award-winning author, biographer, teacher, lecturer and television columnist at the Cleveland Plain
Dealer. “Starting with the autobiographical writing of Jean Shepherd,
the movie brilliantly constructs the world of a child waiting for Christmas and
hoping for that one most-desired gift. Cleveland
“The child’s-eye view of the world, which we see through the eyes of young Ralphie Parker, zeroes in on all the grand triumphs, stumbles, hopes, dreams, disasters, fears, injustices, thrills, disappointments and, yes, terrors. But it’s through the eyes of an adult Ralphie, our narrator, that we see this is truly a celebration of family. So there’s something in this film that everyone can relate to and respond to, whether he or she is from
or not. The magic doesn’t begin or end at the Cleveland city limits.” Cleveland
Wow, right? Dawidziak knocks it out of the park. It’s how the film tempers the power of a child’s hopes and dreams with the reality of growing up and how we all - every one of us – relate to that.

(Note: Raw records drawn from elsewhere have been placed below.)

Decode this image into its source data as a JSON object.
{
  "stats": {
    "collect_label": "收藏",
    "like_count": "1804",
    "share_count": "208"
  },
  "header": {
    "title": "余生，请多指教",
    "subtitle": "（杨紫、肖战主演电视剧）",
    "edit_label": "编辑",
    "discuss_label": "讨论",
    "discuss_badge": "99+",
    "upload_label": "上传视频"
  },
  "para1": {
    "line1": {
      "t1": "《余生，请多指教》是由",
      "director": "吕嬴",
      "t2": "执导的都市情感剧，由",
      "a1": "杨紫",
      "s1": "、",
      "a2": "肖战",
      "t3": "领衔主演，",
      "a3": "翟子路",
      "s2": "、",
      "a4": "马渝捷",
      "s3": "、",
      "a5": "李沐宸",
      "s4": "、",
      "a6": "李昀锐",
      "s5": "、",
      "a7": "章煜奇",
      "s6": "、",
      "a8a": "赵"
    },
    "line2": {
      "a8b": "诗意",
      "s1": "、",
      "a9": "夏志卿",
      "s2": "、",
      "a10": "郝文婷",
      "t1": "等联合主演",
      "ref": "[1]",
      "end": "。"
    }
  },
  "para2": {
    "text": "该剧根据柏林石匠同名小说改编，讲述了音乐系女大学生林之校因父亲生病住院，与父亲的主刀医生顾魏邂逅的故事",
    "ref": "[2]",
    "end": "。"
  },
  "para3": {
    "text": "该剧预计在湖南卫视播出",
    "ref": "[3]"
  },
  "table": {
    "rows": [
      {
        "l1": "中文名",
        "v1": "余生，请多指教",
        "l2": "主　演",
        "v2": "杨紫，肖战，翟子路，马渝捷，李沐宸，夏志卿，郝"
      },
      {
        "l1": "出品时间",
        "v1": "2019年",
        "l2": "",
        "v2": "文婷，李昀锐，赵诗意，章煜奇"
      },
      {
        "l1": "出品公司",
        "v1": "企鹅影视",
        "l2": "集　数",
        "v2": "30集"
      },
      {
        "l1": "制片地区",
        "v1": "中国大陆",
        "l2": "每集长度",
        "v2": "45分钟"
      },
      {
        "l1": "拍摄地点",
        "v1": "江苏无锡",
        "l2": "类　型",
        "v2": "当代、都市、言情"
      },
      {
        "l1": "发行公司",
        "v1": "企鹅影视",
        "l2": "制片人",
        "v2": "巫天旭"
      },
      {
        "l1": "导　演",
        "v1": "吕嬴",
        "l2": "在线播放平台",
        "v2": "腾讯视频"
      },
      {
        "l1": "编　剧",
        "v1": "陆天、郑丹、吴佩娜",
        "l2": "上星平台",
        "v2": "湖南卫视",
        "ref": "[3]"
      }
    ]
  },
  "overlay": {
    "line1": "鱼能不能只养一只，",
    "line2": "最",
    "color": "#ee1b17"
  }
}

‘I had one when I was 8 years old’
Maybe for Clevelanders, I would add, that’s how our life seems to go all year round. From our childlike hopes and dreams for a championship sports dream to the reality of “there’s always next year,” we never really give up, never stop moving forward, despite the setbacks.
Rust belt? No problem. Now we’re a hub of medical miracles and digital technology. Declining downtown? How about a gastronomic adventure so amazing its driving (yet another) downtown renaissance.
“This film came out right before the cable and home video boom of the mid- and late-1980s,” adds Dawidziak. “The culture wasn’t as, well, noisy as it is now. And this was the last Christmas movie that, like It’s A Wonderful Life and Miracle on 34th Street, had a shot at reaching a mass audience, cutting across all borders.
“That kind of magic is hard to come by these days. And maybe the realization that some of the magic was created here boosts the power of the film’s spell a little bit in
In other words, we’re Ralphie, stopping ourselves in the midst of our slide, determined to crawl back up and get what we want – know, inevitably, that we’ll probably shoot our eye out.
But that’s okay. We’ll get right back up and aim high again.